Aim of the task:
Please print the entries exactly, omitting each image.

Source data:
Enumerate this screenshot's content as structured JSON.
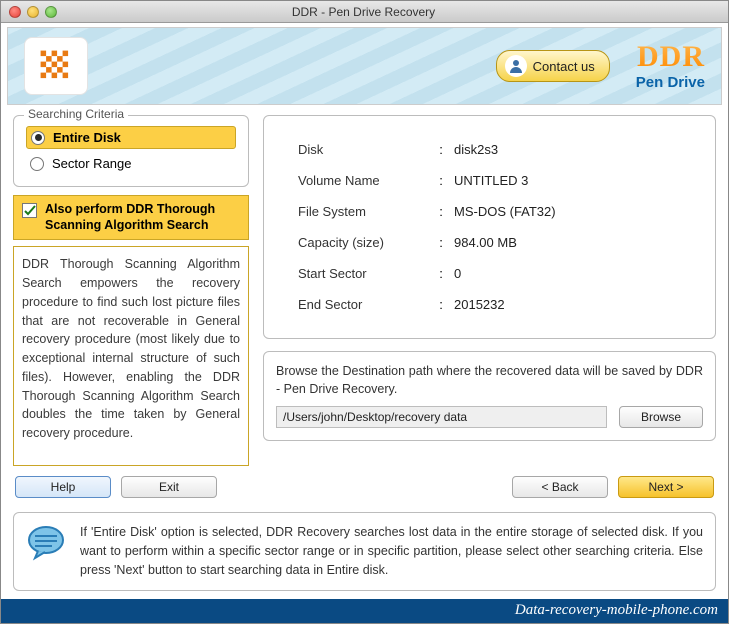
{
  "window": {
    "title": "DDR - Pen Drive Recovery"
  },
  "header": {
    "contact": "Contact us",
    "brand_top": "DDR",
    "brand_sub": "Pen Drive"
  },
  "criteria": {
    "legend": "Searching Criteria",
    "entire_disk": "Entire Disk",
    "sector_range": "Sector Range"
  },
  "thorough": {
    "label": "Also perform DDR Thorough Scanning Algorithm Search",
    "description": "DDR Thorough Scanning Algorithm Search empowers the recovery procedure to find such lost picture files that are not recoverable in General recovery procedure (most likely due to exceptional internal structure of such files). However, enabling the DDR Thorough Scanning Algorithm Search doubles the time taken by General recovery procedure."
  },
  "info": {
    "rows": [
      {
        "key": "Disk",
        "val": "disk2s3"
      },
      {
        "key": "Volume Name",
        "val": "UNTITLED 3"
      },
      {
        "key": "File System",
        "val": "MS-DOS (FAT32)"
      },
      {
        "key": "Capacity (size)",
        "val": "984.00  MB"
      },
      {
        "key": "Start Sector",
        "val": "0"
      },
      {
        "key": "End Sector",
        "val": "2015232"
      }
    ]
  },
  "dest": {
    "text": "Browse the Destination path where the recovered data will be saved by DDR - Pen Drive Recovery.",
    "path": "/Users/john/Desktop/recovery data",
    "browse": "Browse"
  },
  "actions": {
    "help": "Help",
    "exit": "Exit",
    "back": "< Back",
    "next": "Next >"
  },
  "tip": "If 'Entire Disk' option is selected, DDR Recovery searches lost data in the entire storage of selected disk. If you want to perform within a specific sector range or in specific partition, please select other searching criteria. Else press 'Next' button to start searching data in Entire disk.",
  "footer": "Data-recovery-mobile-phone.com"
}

Completed task:
Enumerate this screenshot's content as structured JSON.
{
  "window": {
    "title": "DDR - Pen Drive Recovery"
  },
  "header": {
    "contact": "Contact us",
    "brand_top": "DDR",
    "brand_sub": "Pen Drive"
  },
  "criteria": {
    "legend": "Searching Criteria",
    "entire_disk": "Entire Disk",
    "sector_range": "Sector Range"
  },
  "thorough": {
    "label": "Also perform DDR Thorough Scanning Algorithm Search",
    "description": "DDR Thorough Scanning Algorithm Search empowers the recovery procedure to find such lost picture files that are not recoverable in General recovery procedure (most likely due to exceptional internal structure of such files). However, enabling the DDR Thorough Scanning Algorithm Search doubles the time taken by General recovery procedure."
  },
  "info": {
    "rows": [
      {
        "key": "Disk",
        "val": "disk2s3"
      },
      {
        "key": "Volume Name",
        "val": "UNTITLED 3"
      },
      {
        "key": "File System",
        "val": "MS-DOS (FAT32)"
      },
      {
        "key": "Capacity (size)",
        "val": "984.00  MB"
      },
      {
        "key": "Start Sector",
        "val": "0"
      },
      {
        "key": "End Sector",
        "val": "2015232"
      }
    ]
  },
  "dest": {
    "text": "Browse the Destination path where the recovered data will be saved by DDR - Pen Drive Recovery.",
    "path": "/Users/john/Desktop/recovery data",
    "browse": "Browse"
  },
  "actions": {
    "help": "Help",
    "exit": "Exit",
    "back": "< Back",
    "next": "Next >"
  },
  "tip": "If 'Entire Disk' option is selected, DDR Recovery searches lost data in the entire storage of selected disk. If you want to perform within a specific sector range or in specific partition, please select other searching criteria. Else press 'Next' button to start searching data in Entire disk.",
  "footer": "Data-recovery-mobile-phone.com"
}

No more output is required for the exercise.